Here the requirement is to repeat every record exactly, in full.

* * * * * * *

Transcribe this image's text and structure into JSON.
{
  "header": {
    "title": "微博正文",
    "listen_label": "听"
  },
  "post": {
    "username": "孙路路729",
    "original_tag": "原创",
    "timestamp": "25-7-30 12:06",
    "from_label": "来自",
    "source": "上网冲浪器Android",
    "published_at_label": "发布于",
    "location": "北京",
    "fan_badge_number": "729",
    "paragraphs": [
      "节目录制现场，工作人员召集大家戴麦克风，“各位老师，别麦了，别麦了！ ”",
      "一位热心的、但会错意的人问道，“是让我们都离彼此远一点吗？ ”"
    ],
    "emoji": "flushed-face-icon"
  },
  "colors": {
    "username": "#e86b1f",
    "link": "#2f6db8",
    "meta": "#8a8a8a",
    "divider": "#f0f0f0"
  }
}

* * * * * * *

**Output below**:
Transcribe this image's text and structure into JSON.
{
  "header": {
    "title": "微博正文",
    "listen_label": "听"
  },
  "post": {
    "username": "孙路路729",
    "original_tag": "原创",
    "timestamp": "25-7-30 12:06",
    "from_label": "来自",
    "source": "上网冲浪器Android",
    "published_at_label": "发布于",
    "location": "北京",
    "fan_badge_number": "729",
    "paragraphs": [
      "节目录制现场，工作人员召集大家戴麦克风，“各位老师，别麦了，别麦了！ ”",
      "一位热心的、但会错意的人问道，“是让我们都离彼此远一点吗？ ”"
    ],
    "emoji": "flushed-face-icon"
  },
  "colors": {
    "username": "#e86b1f",
    "link": "#2f6db8",
    "meta": "#8a8a8a",
    "divider": "#f0f0f0"
  }
}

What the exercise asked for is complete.